“They want us to come over to their house.” She said, excited at the prospect of becoming friends with these fascinating kids,
“Are you sure about this?” I didn’t quite like the idea of leaving my comfort zone and I couldn’t shake off the uneasy feeling I got when I heard about the sudden change of venue.
“Yeah, it’s fine,” my sister responded nonchalantly. Ever since our parents had left us in the care of our grandparents, my sister had taken on the role of decision maker; after all, she was a whole 18 months older than me.
“Maybe we should wait for Suman and the rest of our friends to arrive,” I suggested, hoping to stall our departure.
“No need. They wouldn’t care.” My sister was quite headstrong for her tender age of 7.
“Let’s tell grandma at least,” I implored
“She’s taking her afternoon nap. I don’t think she would want to be bothered. Wait! Are you afraid?” she asked after a pause.
I saw that look in her face-the wide grin, the teasing eyes. I didn’t want to be humiliated by her in front of these new kids. I decided it was best to just tag along quietly. After all, what’s the worst that could happen in this sleepy little town?
I held on tightly to my sister’s hand as we followed these kids down familiar streets.

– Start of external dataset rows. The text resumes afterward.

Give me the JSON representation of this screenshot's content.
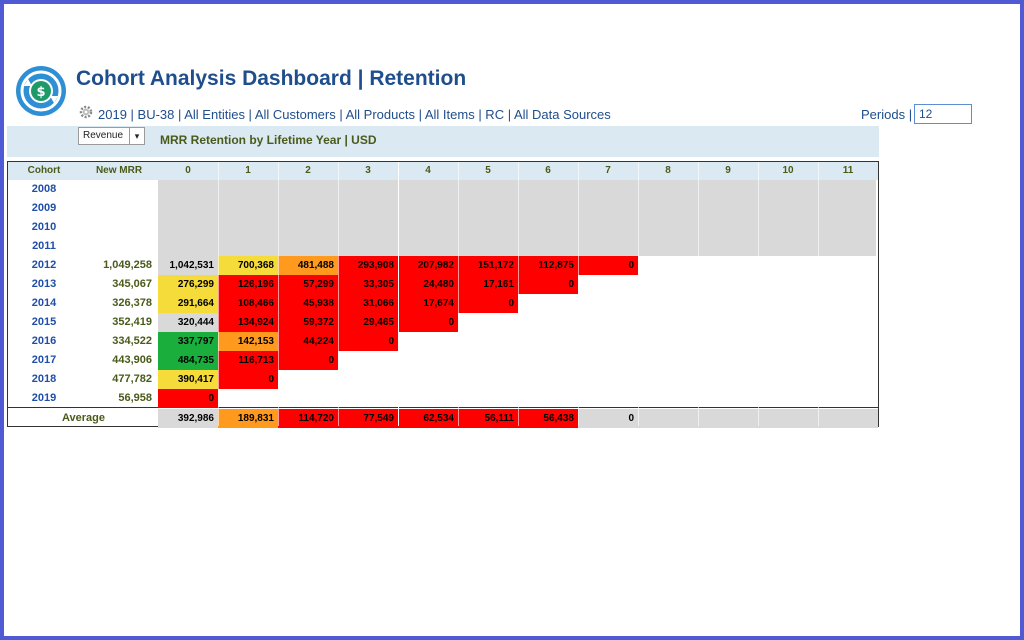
{
  "dashboard": {
    "title": "Cohort Analysis Dashboard | Retention",
    "filters": "2019 | BU-38 | All Entities | All Customers | All Products | All Items | RC | All Data Sources",
    "periods_label": "Periods |",
    "periods_value": "12",
    "metric_select": "Revenue",
    "subtitle": "MRR Retention by Lifetime Year | USD"
  },
  "colors": {
    "red": "#ff0000",
    "orange": "#ff9a1f",
    "yellow": "#f5dc3b",
    "green": "#1aae3c",
    "gray": "#d9d9d9",
    "header": "#dbeaf2",
    "accent": "#1f4e8c"
  },
  "icons": {
    "logo": "dollar-cycle-icon",
    "settings": "gear-icon",
    "dropdown": "chevron-down-icon"
  },
  "table": {
    "headers": {
      "cohort": "Cohort",
      "new_mrr": "New MRR",
      "periods": [
        "0",
        "1",
        "2",
        "3",
        "4",
        "5",
        "6",
        "7",
        "8",
        "9",
        "10",
        "11"
      ]
    },
    "rows": [
      {
        "cohort": "2008",
        "new_mrr": "",
        "cells": []
      },
      {
        "cohort": "2009",
        "new_mrr": "",
        "cells": []
      },
      {
        "cohort": "2010",
        "new_mrr": "",
        "cells": []
      },
      {
        "cohort": "2011",
        "new_mrr": "",
        "cells": []
      },
      {
        "cohort": "2012",
        "new_mrr": "1,049,258",
        "cells": [
          {
            "v": "1,042,531",
            "c": "gray"
          },
          {
            "v": "700,368",
            "c": "yellow"
          },
          {
            "v": "481,488",
            "c": "orange"
          },
          {
            "v": "293,908",
            "c": "red"
          },
          {
            "v": "207,982",
            "c": "red"
          },
          {
            "v": "151,172",
            "c": "red"
          },
          {
            "v": "112,875",
            "c": "red"
          },
          {
            "v": "0",
            "c": "red"
          }
        ]
      },
      {
        "cohort": "2013",
        "new_mrr": "345,067",
        "cells": [
          {
            "v": "276,299",
            "c": "yellow"
          },
          {
            "v": "126,196",
            "c": "red"
          },
          {
            "v": "57,299",
            "c": "red"
          },
          {
            "v": "33,305",
            "c": "red"
          },
          {
            "v": "24,480",
            "c": "red"
          },
          {
            "v": "17,161",
            "c": "red"
          },
          {
            "v": "0",
            "c": "red"
          }
        ]
      },
      {
        "cohort": "2014",
        "new_mrr": "326,378",
        "cells": [
          {
            "v": "291,664",
            "c": "yellow"
          },
          {
            "v": "108,466",
            "c": "red"
          },
          {
            "v": "45,938",
            "c": "red"
          },
          {
            "v": "31,066",
            "c": "red"
          },
          {
            "v": "17,674",
            "c": "red"
          },
          {
            "v": "0",
            "c": "red"
          }
        ]
      },
      {
        "cohort": "2015",
        "new_mrr": "352,419",
        "cells": [
          {
            "v": "320,444",
            "c": "gray"
          },
          {
            "v": "134,924",
            "c": "red"
          },
          {
            "v": "59,372",
            "c": "red"
          },
          {
            "v": "29,465",
            "c": "red"
          },
          {
            "v": "0",
            "c": "red"
          }
        ]
      },
      {
        "cohort": "2016",
        "new_mrr": "334,522",
        "cells": [
          {
            "v": "337,797",
            "c": "green"
          },
          {
            "v": "142,153",
            "c": "orange"
          },
          {
            "v": "44,224",
            "c": "red"
          },
          {
            "v": "0",
            "c": "red"
          }
        ]
      },
      {
        "cohort": "2017",
        "new_mrr": "443,906",
        "cells": [
          {
            "v": "484,735",
            "c": "green"
          },
          {
            "v": "116,713",
            "c": "red"
          },
          {
            "v": "0",
            "c": "red"
          }
        ]
      },
      {
        "cohort": "2018",
        "new_mrr": "477,782",
        "cells": [
          {
            "v": "390,417",
            "c": "yellow"
          },
          {
            "v": "0",
            "c": "red"
          }
        ]
      },
      {
        "cohort": "2019",
        "new_mrr": "56,958",
        "cells": [
          {
            "v": "0",
            "c": "red"
          }
        ]
      }
    ],
    "average": {
      "label": "Average",
      "cells": [
        {
          "v": "392,986",
          "c": "gray"
        },
        {
          "v": "189,831",
          "c": "orange"
        },
        {
          "v": "114,720",
          "c": "red"
        },
        {
          "v": "77,549",
          "c": "red"
        },
        {
          "v": "62,534",
          "c": "red"
        },
        {
          "v": "56,111",
          "c": "red"
        },
        {
          "v": "56,438",
          "c": "red"
        },
        {
          "v": "0",
          "c": "gray"
        },
        {
          "v": "",
          "c": "gray"
        },
        {
          "v": "",
          "c": "gray"
        },
        {
          "v": "",
          "c": "gray"
        },
        {
          "v": "",
          "c": "gray"
        }
      ]
    }
  }
}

Several minutes later we found ourselves standing outside the forbidden house. I couldn’t believe it. My sister beamed proudly, pleased with her decision of sacrificing an ordinary afternoon with familiar friends for the thrill of new adventures.
From inside, the house looked just as I had imagined it to be – structurally at least. There was a central courtyard with several rooms arranged around the perimeter. In the center of the courtyard, among some overgrown grass, stood a rusty water hand pump that looked like it hadn’t been used for ages. Wild flora had graciously claimed the cracks in the floor. I looked around to catch any sign of the presence of a grownup in the house, but couldn’t see anyone.
I tugged at my sister’s hand. “I don’t like this,” I said.
“You’ll be fine,” she laughed as she followed the children up several flights of narrow steps that led up to up to the third story terrace.
The kids skipped up the flight of steps with my sister in close pursuit. I hesitantly followed suit. All I wanted was to quickly finish off that game of hopscotch and return home.
What they did next was anything but hopscotch.
I stood watching in disbelief as they took turns jumping off the terrace and onto the hard courtyard below. Their landing had a strange dream like quality to it- light and soundless. Like a feather.
They would then come back effortlessly skipping up the steps for a repeat performance.
They motioned with their hands encouraging me and my sister to join them in this unusual form of fun.
This game just didn’t make sense. How could anyone jump off that height, land like a feather and not get hurt?
By now I had noticed that my sister was mesmerized by this game. She had joined them in the end of the queue, awaiting her turn to jump. I inched closer to her and clutched her arm.
“I don’t like this. I really think we should go home,” I said almost weepy.
“Scaredy cat, scaredy cat…” she teased as she crudely jerked my sweaty palm away.
It was now Mayoori’s turn. She stood at the edge, her toes aligned with the outer border of the ledge. She looked down at the kids in the courtyard cheering her on.
I felt a current run down my legs, my heart thumping in my throat.
Mayoori closed her eyes and took a deep breath. With her arms stretched out by her side, she leaned forward.
And then she hesitated- for an iota of a second.
She wobbled back and forth, but it was too late.
I heard a heart stopping wail, followed by a deadening silence.